Data records for software interfaces

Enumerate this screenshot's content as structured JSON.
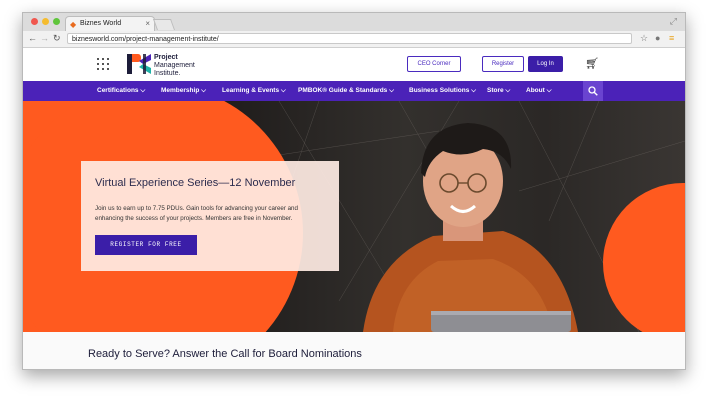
{
  "browser": {
    "tab_title": "Biznes World",
    "tab_close": "×",
    "url": "biznesworld.com/project-management-institute/"
  },
  "header": {
    "brand_line1": "Project",
    "brand_line2": "Management",
    "brand_line3": "Institute.",
    "ceo_corner": "CEO Corner",
    "register": "Register",
    "login": "Log In"
  },
  "nav": {
    "items": [
      {
        "label": "Certifications ⌵"
      },
      {
        "label": "Membership ⌵"
      },
      {
        "label": "Learning & Events ⌵"
      },
      {
        "label": "PMBOK® Guide & Standards ⌵"
      },
      {
        "label": "Business Solutions ⌵"
      },
      {
        "label": "Store ⌵"
      },
      {
        "label": "About ⌵"
      }
    ]
  },
  "hero": {
    "title": "Virtual Experience Series—12 November",
    "text": "Join us to earn up to 7.75 PDUs. Gain tools for advancing your career and enhancing the success of your projects. Members are free in November.",
    "cta": "REGISTER FOR FREE"
  },
  "section": {
    "headline": "Ready to Serve? Answer the Call for Board Nominations"
  },
  "colors": {
    "brand_purple": "#4b22b8",
    "hero_orange": "#ff5a1f"
  },
  "icons": [
    "back-arrow-icon",
    "forward-arrow-icon",
    "reload-icon",
    "star-icon",
    "mic-icon",
    "menu-icon",
    "grid-icon",
    "cart-icon",
    "search-icon"
  ]
}
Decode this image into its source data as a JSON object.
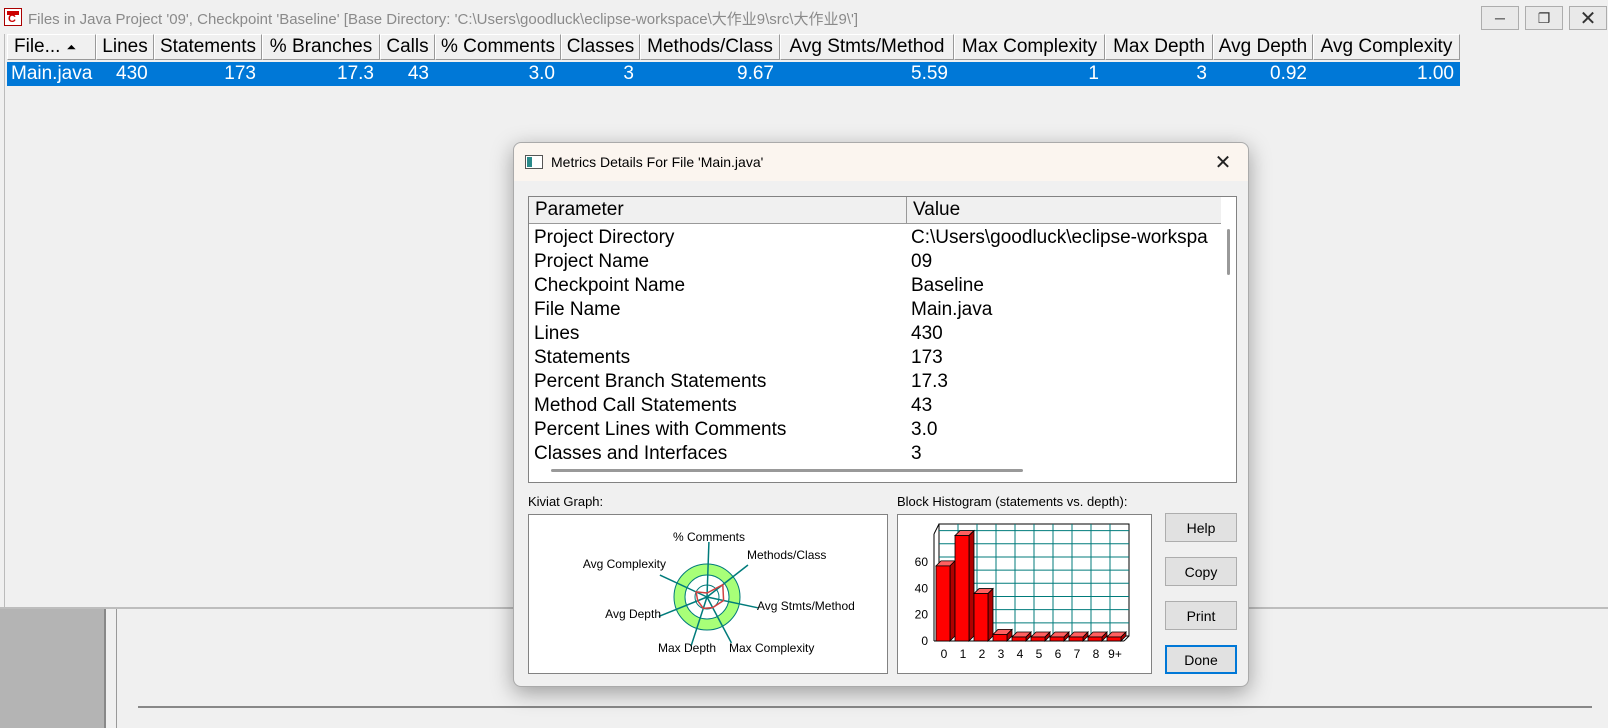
{
  "window": {
    "title": "Files in Java Project '09', Checkpoint 'Baseline'  [Base Directory: 'C:\\Users\\goodluck\\eclipse-workspace\\大作业9\\src\\大作业9\\']"
  },
  "grid": {
    "columns": [
      {
        "label": "File...",
        "width": 89
      },
      {
        "label": "Lines",
        "width": 58
      },
      {
        "label": "Statements",
        "width": 108
      },
      {
        "label": "% Branches",
        "width": 118
      },
      {
        "label": "Calls",
        "width": 55
      },
      {
        "label": "% Comments",
        "width": 126
      },
      {
        "label": "Classes",
        "width": 79
      },
      {
        "label": "Methods/Class",
        "width": 140
      },
      {
        "label": "Avg Stmts/Method",
        "width": 174
      },
      {
        "label": "Max Complexity",
        "width": 151
      },
      {
        "label": "Max Depth",
        "width": 108
      },
      {
        "label": "Avg Depth",
        "width": 100
      },
      {
        "label": "Avg Complexity",
        "width": 147
      }
    ],
    "rows": [
      [
        "Main.java",
        "430",
        "173",
        "17.3",
        "43",
        "3.0",
        "3",
        "9.67",
        "5.59",
        "1",
        "3",
        "0.92",
        "1.00"
      ]
    ]
  },
  "dialog": {
    "title": "Metrics Details For File 'Main.java'",
    "table": {
      "headers": [
        "Parameter",
        "Value"
      ],
      "rows": [
        [
          "Project Directory",
          "C:\\Users\\goodluck\\eclipse-workspa"
        ],
        [
          "Project Name",
          "09"
        ],
        [
          "Checkpoint Name",
          "Baseline"
        ],
        [
          "File Name",
          "Main.java"
        ],
        [
          "Lines",
          "430"
        ],
        [
          "Statements",
          "173"
        ],
        [
          "Percent Branch Statements",
          "17.3"
        ],
        [
          "Method Call Statements",
          "43"
        ],
        [
          "Percent Lines with Comments",
          "3.0"
        ],
        [
          "Classes and Interfaces",
          "3"
        ]
      ]
    },
    "kiviat_label": "Kiviat Graph:",
    "kiviat_axes": [
      "% Comments",
      "Methods/Class",
      "Avg Stmts/Method",
      "Max Complexity",
      "Max Depth",
      "Avg Depth",
      "Avg Complexity"
    ],
    "histogram_label": "Block Histogram (statements vs. depth):",
    "buttons": {
      "help": "Help",
      "copy": "Copy",
      "print": "Print",
      "done": "Done"
    },
    "colors": {
      "bar": "#ff0000",
      "grid": "#007b7b",
      "kiviat_fill": "#a8ff78",
      "kiviat_line": "#d04040"
    }
  },
  "chart_data": {
    "type": "bar",
    "categories": [
      "0",
      "1",
      "2",
      "3",
      "4",
      "5",
      "6",
      "7",
      "8",
      "9+"
    ],
    "values": [
      57,
      80,
      36,
      5,
      0,
      0,
      0,
      0,
      0,
      0
    ],
    "yticks": [
      "0",
      "20",
      "40",
      "60"
    ],
    "ylim": [
      0,
      85
    ],
    "grid": true
  }
}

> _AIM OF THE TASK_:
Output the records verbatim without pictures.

> _RESPONSE AREA_:
Enumerate this screenshot's content as structured JSON.
{
  "browser": {
    "tab_title": "Biznes World",
    "tab_close": "×",
    "url": "biznesworld.com/project-management-institute/"
  },
  "header": {
    "brand_line1": "Project",
    "brand_line2": "Management",
    "brand_line3": "Institute.",
    "ceo_corner": "CEO Corner",
    "register": "Register",
    "login": "Log In"
  },
  "nav": {
    "items": [
      {
        "label": "Certifications ⌵"
      },
      {
        "label": "Membership ⌵"
      },
      {
        "label": "Learning & Events ⌵"
      },
      {
        "label": "PMBOK® Guide & Standards ⌵"
      },
      {
        "label": "Business Solutions ⌵"
      },
      {
        "label": "Store ⌵"
      },
      {
        "label": "About ⌵"
      }
    ]
  },
  "hero": {
    "title": "Virtual Experience Series—12 November",
    "text": "Join us to earn up to 7.75 PDUs. Gain tools for advancing your career and enhancing the success of your projects. Members are free in November.",
    "cta": "REGISTER FOR FREE"
  },
  "section": {
    "headline": "Ready to Serve? Answer the Call for Board Nominations"
  },
  "colors": {
    "brand_purple": "#4b22b8",
    "hero_orange": "#ff5a1f"
  },
  "icons": [
    "back-arrow-icon",
    "forward-arrow-icon",
    "reload-icon",
    "star-icon",
    "mic-icon",
    "menu-icon",
    "grid-icon",
    "cart-icon",
    "search-icon"
  ]
}
Decode this image into its source data as a JSON object.
{
  "window": {
    "title": "Files in Java Project '09', Checkpoint 'Baseline'  [Base Directory: 'C:\\Users\\goodluck\\eclipse-workspace\\大作业9\\src\\大作业9\\']"
  },
  "grid": {
    "columns": [
      {
        "label": "File...",
        "width": 89
      },
      {
        "label": "Lines",
        "width": 58
      },
      {
        "label": "Statements",
        "width": 108
      },
      {
        "label": "% Branches",
        "width": 118
      },
      {
        "label": "Calls",
        "width": 55
      },
      {
        "label": "% Comments",
        "width": 126
      },
      {
        "label": "Classes",
        "width": 79
      },
      {
        "label": "Methods/Class",
        "width": 140
      },
      {
        "label": "Avg Stmts/Method",
        "width": 174
      },
      {
        "label": "Max Complexity",
        "width": 151
      },
      {
        "label": "Max Depth",
        "width": 108
      },
      {
        "label": "Avg Depth",
        "width": 100
      },
      {
        "label": "Avg Complexity",
        "width": 147
      }
    ],
    "rows": [
      [
        "Main.java",
        "430",
        "173",
        "17.3",
        "43",
        "3.0",
        "3",
        "9.67",
        "5.59",
        "1",
        "3",
        "0.92",
        "1.00"
      ]
    ]
  },
  "dialog": {
    "title": "Metrics Details For File 'Main.java'",
    "table": {
      "headers": [
        "Parameter",
        "Value"
      ],
      "rows": [
        [
          "Project Directory",
          "C:\\Users\\goodluck\\eclipse-workspa"
        ],
        [
          "Project Name",
          "09"
        ],
        [
          "Checkpoint Name",
          "Baseline"
        ],
        [
          "File Name",
          "Main.java"
        ],
        [
          "Lines",
          "430"
        ],
        [
          "Statements",
          "173"
        ],
        [
          "Percent Branch Statements",
          "17.3"
        ],
        [
          "Method Call Statements",
          "43"
        ],
        [
          "Percent Lines with Comments",
          "3.0"
        ],
        [
          "Classes and Interfaces",
          "3"
        ]
      ]
    },
    "kiviat_label": "Kiviat Graph:",
    "kiviat_axes": [
      "% Comments",
      "Methods/Class",
      "Avg Stmts/Method",
      "Max Complexity",
      "Max Depth",
      "Avg Depth",
      "Avg Complexity"
    ],
    "histogram_label": "Block Histogram (statements vs. depth):",
    "buttons": {
      "help": "Help",
      "copy": "Copy",
      "print": "Print",
      "done": "Done"
    },
    "colors": {
      "bar": "#ff0000",
      "grid": "#007b7b",
      "kiviat_fill": "#a8ff78",
      "kiviat_line": "#d04040"
    }
  },
  "chart_data": {
    "type": "bar",
    "categories": [
      "0",
      "1",
      "2",
      "3",
      "4",
      "5",
      "6",
      "7",
      "8",
      "9+"
    ],
    "values": [
      57,
      80,
      36,
      5,
      0,
      0,
      0,
      0,
      0,
      0
    ],
    "yticks": [
      "0",
      "20",
      "40",
      "60"
    ],
    "ylim": [
      0,
      85
    ],
    "grid": true
  }
}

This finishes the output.